Exercise brief | The records that follow are to be copied word for word. Pictures should be omitted.

Dataset rows for apps and sites |
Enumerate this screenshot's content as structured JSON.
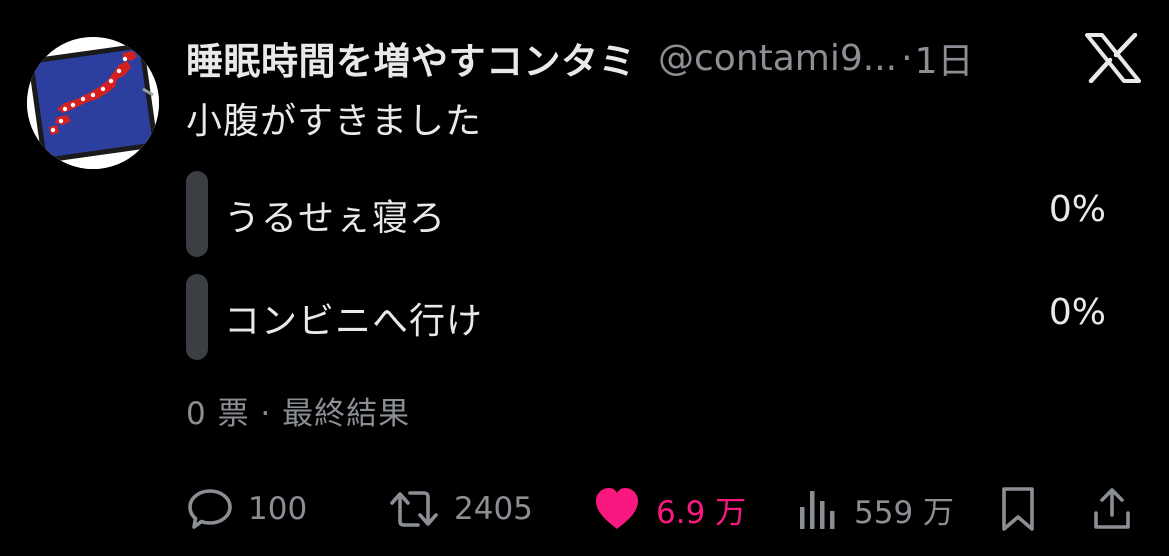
{
  "post": {
    "display_name": "睡眠時間を増やすコンタミ",
    "handle": "@contami9...",
    "separator": "·",
    "time": "1日",
    "text": "小腹がすきました"
  },
  "poll": {
    "options": [
      {
        "label": "うるせぇ寝ろ",
        "percent": "0%",
        "fraction": 0
      },
      {
        "label": "コンビニへ行け",
        "percent": "0%",
        "fraction": 0
      }
    ],
    "meta": "0 票 · 最終結果"
  },
  "actions": {
    "replies": "100",
    "reposts": "2405",
    "likes": "6.9 万",
    "views": "559 万"
  },
  "colors": {
    "background": "#000000",
    "text": "#e7e9ea",
    "muted": "#8b8f94",
    "like": "#f91880",
    "poll_bar": "#3b3e42",
    "avatar_blue": "#2c3f9e",
    "avatar_red": "#d62020"
  },
  "icons": {
    "brand": "x-logo-icon",
    "reply": "speech-bubble-icon",
    "repost": "repost-arrows-icon",
    "like": "heart-icon",
    "views": "bar-chart-icon",
    "bookmark": "bookmark-icon",
    "share": "share-icon"
  }
}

Response area |
Enumerate this screenshot's content as structured JSON.
{
  "post": {
    "display_name": "睡眠時間を増やすコンタミ",
    "handle": "@contami9...",
    "separator": "·",
    "time": "1日",
    "text": "小腹がすきました"
  },
  "poll": {
    "options": [
      {
        "label": "うるせぇ寝ろ",
        "percent": "0%",
        "fraction": 0
      },
      {
        "label": "コンビニへ行け",
        "percent": "0%",
        "fraction": 0
      }
    ],
    "meta": "0 票 · 最終結果"
  },
  "actions": {
    "replies": "100",
    "reposts": "2405",
    "likes": "6.9 万",
    "views": "559 万"
  },
  "colors": {
    "background": "#000000",
    "text": "#e7e9ea",
    "muted": "#8b8f94",
    "like": "#f91880",
    "poll_bar": "#3b3e42",
    "avatar_blue": "#2c3f9e",
    "avatar_red": "#d62020"
  },
  "icons": {
    "brand": "x-logo-icon",
    "reply": "speech-bubble-icon",
    "repost": "repost-arrows-icon",
    "like": "heart-icon",
    "views": "bar-chart-icon",
    "bookmark": "bookmark-icon",
    "share": "share-icon"
  }
}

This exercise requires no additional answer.